As I’ve mentioned before, effective pricing involves much more than simply adding up your costs and multiplying by some desired target margin.

Not only does this method fail to account for the value different customers can place on the same products, it also fails to address the level of profitability different customers deliver to your business.

Just as not all products and services are created equal, not all customers are created equal. And, as odd as it may sound, you need to take your customers into account when you set your prices—not just their ability to pay, but the costs involved in doing business with them.

Imagine that your company sells to two customers: A and B.

Customer A buys regularly and in high volumes. Her business is profitable for your company. A also has a partnership mentality and works with you to solve problems when they arise. A always pays on time and is very pleasant to deal with.

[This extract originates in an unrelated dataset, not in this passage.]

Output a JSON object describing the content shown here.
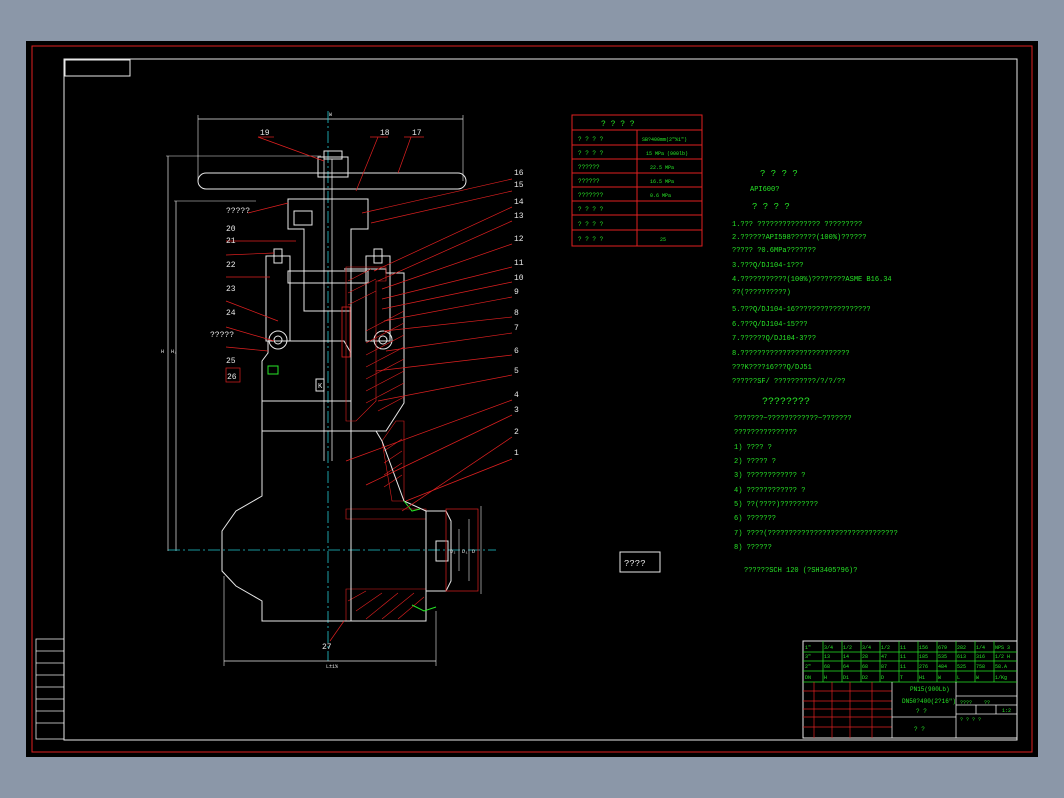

The time and hassle expended on managing your relationship with A, in other words, is minimal.

Customer B, on the other hand, buys sporadically and in smaller quantities than A. The low prices he gets, along with his demands for high performance and free support, mean that your company earns little or no net profit from him.

B’s mentality is transactional—he is always threatening to jump ship for anyone who offers him a lower price. To make matters even worse, he pays late and has unrealistic performance expectations. You and your team spend a lot of time trying to keep B even moderately happy—to no avail.

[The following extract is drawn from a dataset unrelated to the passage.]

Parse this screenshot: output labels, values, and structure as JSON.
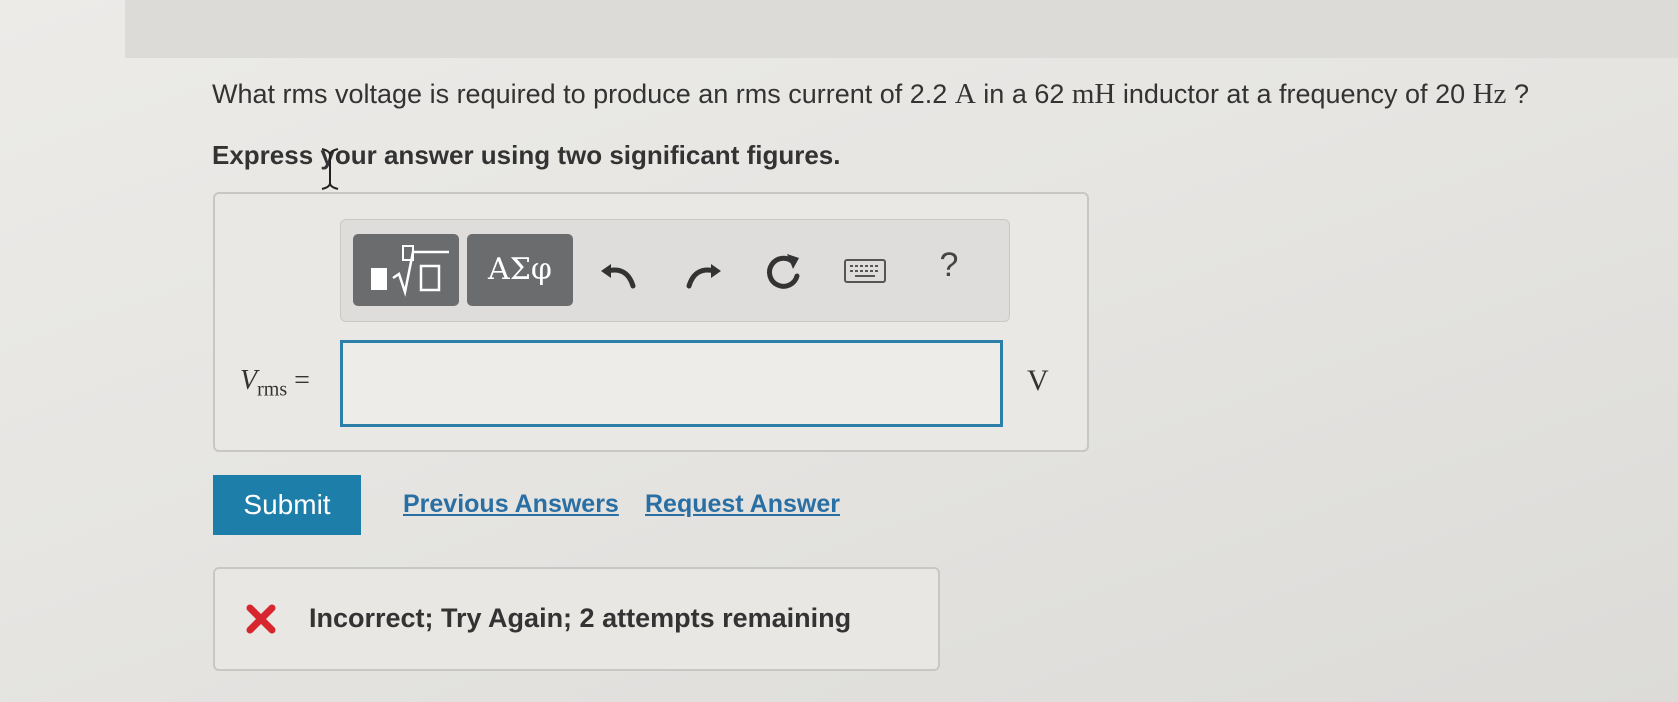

This is an extreme example, of course, but you see what I’m getting at. Should these two customers be paying the same price for the same product or service?

Absolutely not!

Since Customer B is a far more expensive customer, B should be paying higher prices.

Ironically, the customers who pay less tend to be a lot more “Type B” than the customers who happily pay a premium to buy from you. The good news is that the better you get at pricing, the more you can afford to ditch Customer B and his ilk altogether.

But that’s a blog post for another day.